(Data to process)
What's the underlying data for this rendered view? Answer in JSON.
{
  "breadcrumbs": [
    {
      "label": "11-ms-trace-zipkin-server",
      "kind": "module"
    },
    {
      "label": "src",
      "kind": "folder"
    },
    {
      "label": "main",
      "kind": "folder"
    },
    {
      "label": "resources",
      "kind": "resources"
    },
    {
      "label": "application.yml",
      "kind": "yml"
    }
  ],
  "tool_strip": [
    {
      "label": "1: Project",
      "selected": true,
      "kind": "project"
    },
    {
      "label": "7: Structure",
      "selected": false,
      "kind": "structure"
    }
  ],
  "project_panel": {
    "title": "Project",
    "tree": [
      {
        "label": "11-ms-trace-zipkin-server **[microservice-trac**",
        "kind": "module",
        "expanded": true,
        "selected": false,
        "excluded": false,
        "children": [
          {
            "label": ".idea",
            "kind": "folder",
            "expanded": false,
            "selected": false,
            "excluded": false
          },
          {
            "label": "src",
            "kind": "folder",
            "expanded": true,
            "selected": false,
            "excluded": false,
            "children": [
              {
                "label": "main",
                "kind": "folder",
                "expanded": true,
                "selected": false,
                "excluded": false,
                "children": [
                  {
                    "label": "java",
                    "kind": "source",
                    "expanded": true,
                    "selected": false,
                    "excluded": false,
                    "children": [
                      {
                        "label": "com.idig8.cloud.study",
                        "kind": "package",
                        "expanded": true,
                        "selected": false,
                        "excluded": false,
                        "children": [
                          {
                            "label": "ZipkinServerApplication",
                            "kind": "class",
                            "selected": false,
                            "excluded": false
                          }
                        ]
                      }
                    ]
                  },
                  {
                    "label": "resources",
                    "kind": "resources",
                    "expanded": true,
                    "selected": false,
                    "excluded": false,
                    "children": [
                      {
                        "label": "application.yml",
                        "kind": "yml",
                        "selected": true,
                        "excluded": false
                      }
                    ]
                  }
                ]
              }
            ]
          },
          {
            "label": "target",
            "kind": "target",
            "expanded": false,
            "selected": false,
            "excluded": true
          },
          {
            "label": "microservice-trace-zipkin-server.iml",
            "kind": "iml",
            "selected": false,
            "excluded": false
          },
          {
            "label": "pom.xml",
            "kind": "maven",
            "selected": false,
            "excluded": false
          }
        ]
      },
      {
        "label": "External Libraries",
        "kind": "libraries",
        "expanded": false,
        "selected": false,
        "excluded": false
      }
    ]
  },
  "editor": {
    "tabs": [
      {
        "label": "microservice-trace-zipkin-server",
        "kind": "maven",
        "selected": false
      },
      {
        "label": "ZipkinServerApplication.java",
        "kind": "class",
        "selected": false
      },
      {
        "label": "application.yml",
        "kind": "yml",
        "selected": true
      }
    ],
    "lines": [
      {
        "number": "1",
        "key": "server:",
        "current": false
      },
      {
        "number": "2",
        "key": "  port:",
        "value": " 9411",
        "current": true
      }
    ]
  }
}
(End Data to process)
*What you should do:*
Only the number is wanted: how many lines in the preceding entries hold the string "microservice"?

*Task solution:*
3